As it stands, it’s really quite a muddle. Is the money truly cursed? If so, is it only cursed when the Kohns use it for their own benefit? Or will all those people they loaned/gifted/donated it to suffer equally miserable fates somewhere down the line? Otherwise, why couldn’t Leni have kept a little for herself, to handle necessities as opposed to frivolities, or would paying for school be selfish somehow? There’s too much left unexplained and unspecified where her mission is concerned, and I’m still not sure how the chain of logic led her to assume that she had to help redeem Gavin’s life. More of the hand-wavy paranormal bits, I guess.
In the end, Spoils is a fantastic book undermined by a few too many extraneous elements, which is really a shame.
So I have been doing that. Rather heedlessly, I began at the beginning; which, given my propensities, does appear to mean that I am committed to a series reread rather than just a few volumes at random. Hey-ho.
To facilitate this, I've just been putting the books in order. Which is to say, I have put in order those that I can find. I appear to be missing several. Where is Lavender Laughs? Where is A Genius At? Where...? usw (It's Saturday; it's German day.)
Maybe they wouldn't all fit in the one box. I do still have boxes not unpacked; I can still hope they'll turn up. I will do that. *nods*

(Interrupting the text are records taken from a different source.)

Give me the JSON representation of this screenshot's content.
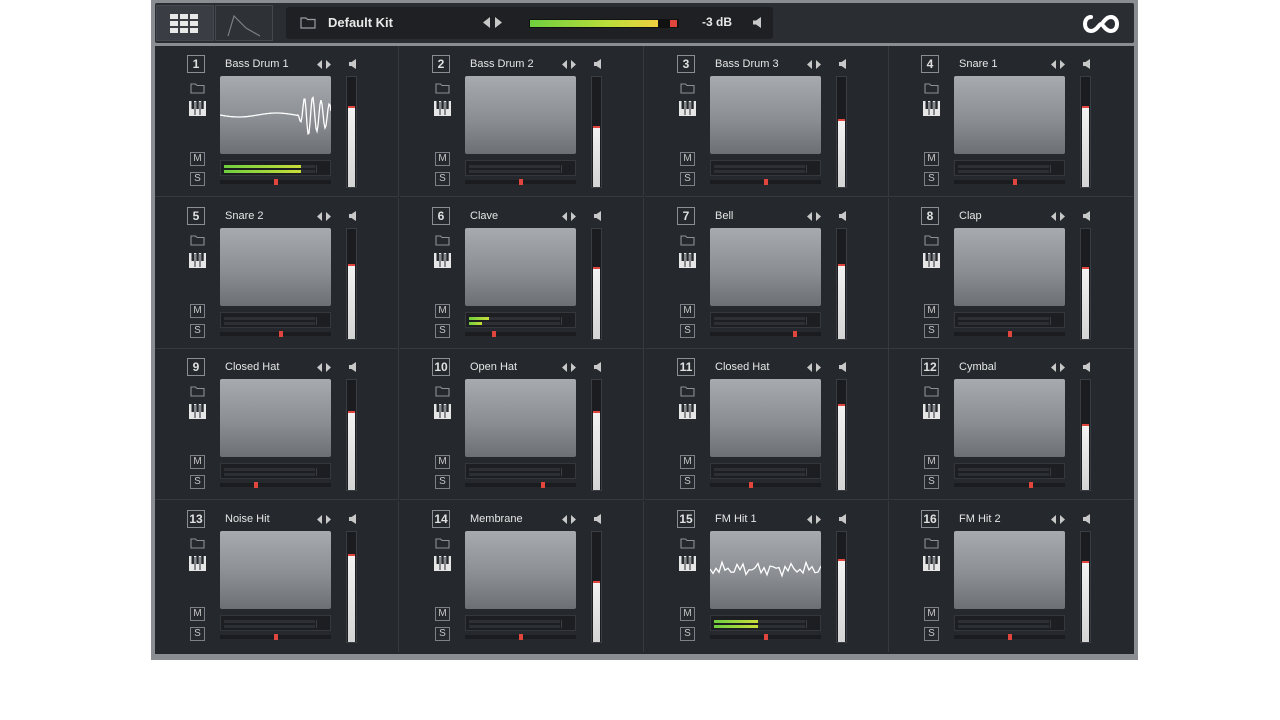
{
  "toolbar": {
    "kit_name": "Default Kit",
    "master_level_db": "-3 dB",
    "master_meter_fraction": 0.93
  },
  "icons": {
    "grid": "grid-icon",
    "envelope": "envelope-icon",
    "folder": "folder-icon",
    "arrows": "prev-next-arrows-icon",
    "speaker": "speaker-icon",
    "keys": "piano-keys-icon",
    "logo": "infinity-logo-icon"
  },
  "pad_labels": {
    "mute": "M",
    "solo": "S"
  },
  "colors": {
    "clip": "#e0463e",
    "meter_green": "#6fcf3f",
    "fader": "#e8e8e8"
  },
  "pads": [
    {
      "num": "1",
      "name": "Bass Drum 1",
      "volume": 0.72,
      "pan": 0.5,
      "level1": 0.85,
      "level2": 0.85,
      "waveform": "kick"
    },
    {
      "num": "2",
      "name": "Bass Drum 2",
      "volume": 0.54,
      "pan": 0.5,
      "level1": 0,
      "level2": 0,
      "waveform": "none"
    },
    {
      "num": "3",
      "name": "Bass Drum 3",
      "volume": 0.6,
      "pan": 0.5,
      "level1": 0,
      "level2": 0,
      "waveform": "none"
    },
    {
      "num": "4",
      "name": "Snare 1",
      "volume": 0.72,
      "pan": 0.55,
      "level1": 0,
      "level2": 0,
      "waveform": "none"
    },
    {
      "num": "5",
      "name": "Snare 2",
      "volume": 0.66,
      "pan": 0.55,
      "level1": 0,
      "level2": 0,
      "waveform": "none"
    },
    {
      "num": "6",
      "name": "Clave",
      "volume": 0.64,
      "pan": 0.25,
      "level1": 0.22,
      "level2": 0.14,
      "waveform": "none"
    },
    {
      "num": "7",
      "name": "Bell",
      "volume": 0.66,
      "pan": 0.78,
      "level1": 0,
      "level2": 0,
      "waveform": "none"
    },
    {
      "num": "8",
      "name": "Clap",
      "volume": 0.64,
      "pan": 0.5,
      "level1": 0,
      "level2": 0,
      "waveform": "none"
    },
    {
      "num": "9",
      "name": "Closed Hat",
      "volume": 0.7,
      "pan": 0.32,
      "level1": 0,
      "level2": 0,
      "waveform": "none"
    },
    {
      "num": "10",
      "name": "Open Hat",
      "volume": 0.7,
      "pan": 0.71,
      "level1": 0,
      "level2": 0,
      "waveform": "none"
    },
    {
      "num": "11",
      "name": "Closed Hat",
      "volume": 0.76,
      "pan": 0.36,
      "level1": 0,
      "level2": 0,
      "waveform": "none"
    },
    {
      "num": "12",
      "name": "Cymbal",
      "volume": 0.58,
      "pan": 0.7,
      "level1": 0,
      "level2": 0,
      "waveform": "none"
    },
    {
      "num": "13",
      "name": "Noise Hit",
      "volume": 0.78,
      "pan": 0.5,
      "level1": 0,
      "level2": 0,
      "waveform": "none"
    },
    {
      "num": "14",
      "name": "Membrane",
      "volume": 0.54,
      "pan": 0.5,
      "level1": 0,
      "level2": 0,
      "waveform": "none"
    },
    {
      "num": "15",
      "name": "FM Hit 1",
      "volume": 0.74,
      "pan": 0.5,
      "level1": 0.48,
      "level2": 0.48,
      "waveform": "noise"
    },
    {
      "num": "16",
      "name": "FM Hit 2",
      "volume": 0.72,
      "pan": 0.5,
      "level1": 0,
      "level2": 0,
      "waveform": "none"
    }
  ]
}
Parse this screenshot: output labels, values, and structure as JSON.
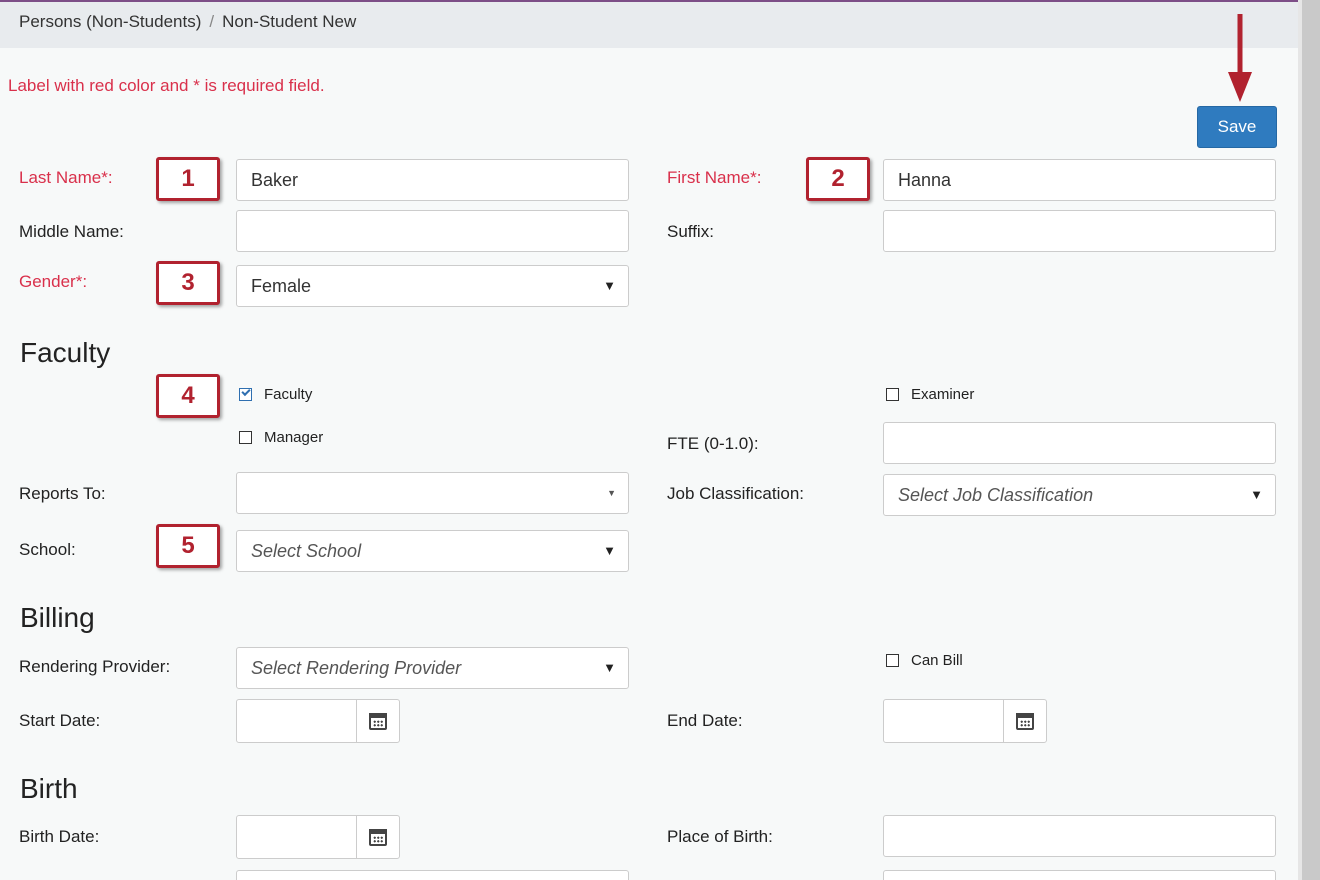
{
  "breadcrumb": {
    "parent": "Persons (Non-Students)",
    "separator": "/",
    "current": "Non-Student New"
  },
  "required_note": "Label with red color and * is required field.",
  "save_label": "Save",
  "badges": [
    "1",
    "2",
    "3",
    "4",
    "5"
  ],
  "labels": {
    "last_name": "Last Name*:",
    "first_name": "First Name*:",
    "middle_name": "Middle Name:",
    "suffix": "Suffix:",
    "gender": "Gender*:",
    "fte": "FTE (0-1.0):",
    "reports_to": "Reports To:",
    "job_classification": "Job Classification:",
    "school": "School:",
    "rendering_provider": "Rendering Provider:",
    "start_date": "Start Date:",
    "end_date": "End Date:",
    "birth_date": "Birth Date:",
    "place_of_birth": "Place of Birth:"
  },
  "values": {
    "last_name": "Baker",
    "first_name": "Hanna",
    "middle_name": "",
    "suffix": "",
    "gender": "Female",
    "fte": "",
    "reports_to": ""
  },
  "placeholders": {
    "job_classification": "Select Job Classification",
    "school": "Select School",
    "rendering_provider": "Select Rendering Provider"
  },
  "sections": {
    "faculty": "Faculty",
    "billing": "Billing",
    "birth": "Birth"
  },
  "checkboxes": {
    "faculty": {
      "label": "Faculty",
      "checked": true
    },
    "examiner": {
      "label": "Examiner",
      "checked": false
    },
    "manager": {
      "label": "Manager",
      "checked": false
    },
    "can_bill": {
      "label": "Can Bill",
      "checked": false
    }
  },
  "colors": {
    "required": "#d9304b",
    "primary": "#2f7bbf",
    "badge": "#b1222f",
    "header_accent": "#7d4e87"
  }
}
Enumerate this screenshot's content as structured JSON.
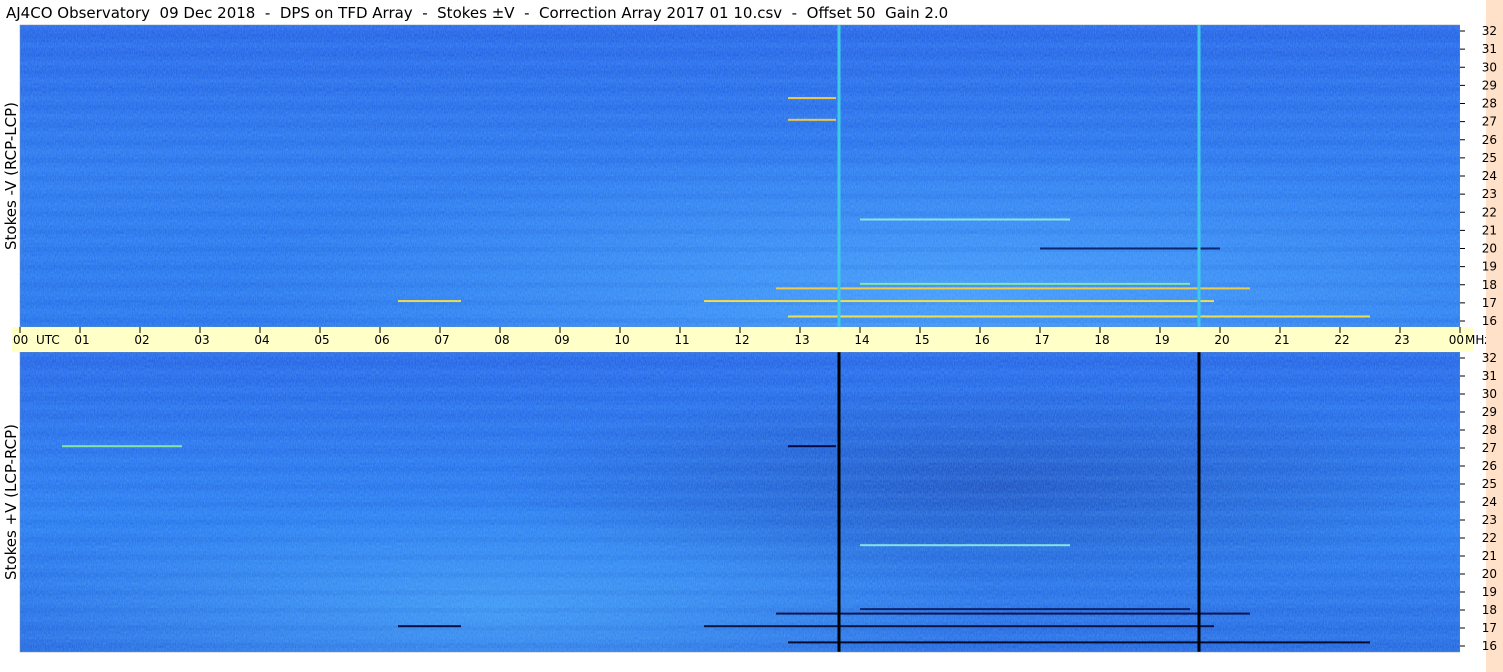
{
  "title": "AJ4CO Observatory  09 Dec 2018  -  DPS on TFD Array  -  Stokes ±V  -  Correction Array 2017 01 10.csv  -  Offset 50  Gain 2.0",
  "chart_data": {
    "type": "heatmap",
    "time_axis": {
      "labels": [
        "00",
        "01",
        "02",
        "03",
        "04",
        "05",
        "06",
        "07",
        "08",
        "09",
        "10",
        "11",
        "12",
        "13",
        "14",
        "15",
        "16",
        "17",
        "18",
        "19",
        "20",
        "21",
        "22",
        "23",
        "00"
      ],
      "unit_label_left": "UTC",
      "unit_label_right": "MHz",
      "range_hours": [
        0,
        24
      ]
    },
    "freq_axis": {
      "labels": [
        "16",
        "17",
        "18",
        "19",
        "20",
        "21",
        "22",
        "23",
        "24",
        "25",
        "26",
        "27",
        "28",
        "29",
        "30",
        "31",
        "32"
      ],
      "range_mhz": [
        16,
        32
      ]
    },
    "panels": [
      {
        "ylabel": "Stokes -V (RCP-LCP)",
        "vertical_lines_hours": [
          13.65,
          19.65
        ],
        "vertical_line_color": "#3ecbe6",
        "horizontal_streaks": [
          {
            "hour_start": 11.4,
            "hour_end": 19.9,
            "mhz": 17.1,
            "color": "#ffe640"
          },
          {
            "hour_start": 12.6,
            "hour_end": 20.5,
            "mhz": 17.8,
            "color": "#ffd23a"
          },
          {
            "hour_start": 14.0,
            "hour_end": 19.5,
            "mhz": 18.05,
            "color": "#8ef0a0"
          },
          {
            "hour_start": 6.3,
            "hour_end": 7.35,
            "mhz": 17.1,
            "color": "#ffe640"
          },
          {
            "hour_start": 12.8,
            "hour_end": 13.6,
            "mhz": 27.1,
            "color": "#ffd23a"
          },
          {
            "hour_start": 12.8,
            "hour_end": 13.6,
            "mhz": 28.3,
            "color": "#ffd23a"
          },
          {
            "hour_start": 14.0,
            "hour_end": 17.5,
            "mhz": 21.6,
            "color": "#8ef0e0"
          },
          {
            "hour_start": 17.0,
            "hour_end": 20.0,
            "mhz": 20.0,
            "color": "#0a1a60"
          },
          {
            "hour_start": 12.8,
            "hour_end": 22.5,
            "mhz": 16.25,
            "color": "#ffe640"
          }
        ]
      },
      {
        "ylabel": "Stokes +V (LCP-RCP)",
        "vertical_lines_hours": [
          13.65,
          19.65
        ],
        "vertical_line_color": "#000000",
        "horizontal_streaks": [
          {
            "hour_start": 11.4,
            "hour_end": 19.9,
            "mhz": 17.1,
            "color": "#0a0a30"
          },
          {
            "hour_start": 12.6,
            "hour_end": 20.5,
            "mhz": 17.8,
            "color": "#0a0a40"
          },
          {
            "hour_start": 14.0,
            "hour_end": 19.5,
            "mhz": 18.05,
            "color": "#0c1c60"
          },
          {
            "hour_start": 6.3,
            "hour_end": 7.35,
            "mhz": 17.1,
            "color": "#000030"
          },
          {
            "hour_start": 12.8,
            "hour_end": 13.6,
            "mhz": 27.1,
            "color": "#000030"
          },
          {
            "hour_start": 0.7,
            "hour_end": 2.7,
            "mhz": 27.1,
            "color": "#8ef0a0"
          },
          {
            "hour_start": 14.0,
            "hour_end": 17.5,
            "mhz": 21.6,
            "color": "#8ef0e0"
          },
          {
            "hour_start": 12.8,
            "hour_end": 22.5,
            "mhz": 16.2,
            "color": "#000018"
          }
        ]
      }
    ]
  }
}
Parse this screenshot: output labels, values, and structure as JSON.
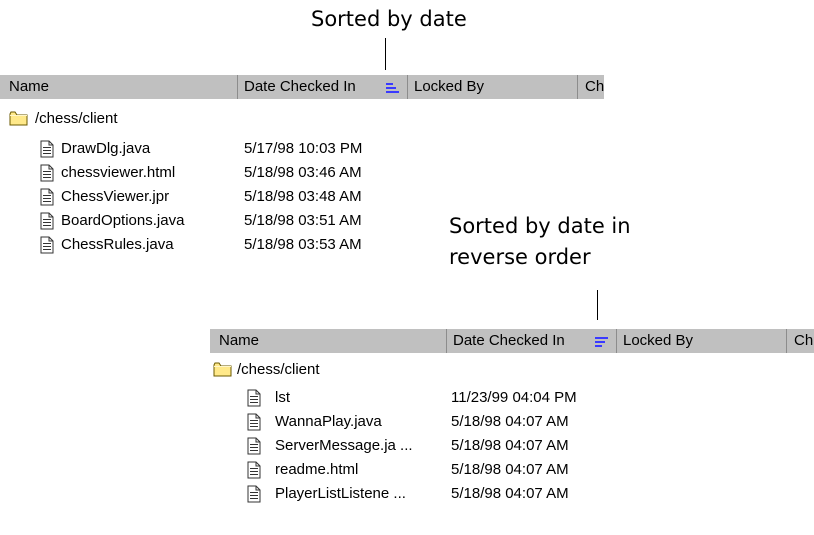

In the meantime, and in less perturbing news, this putting-in-order has turned up a handful of duplicates. If anyone's interested in swapsies, or other modes of exchange, talk to me. We're talking reprint hardbacks, decent reading copies, with or without dustwrappers: The Head Girl of the Chalet School, Jo Returns to the Chalet School, The Chalet School Goes To It.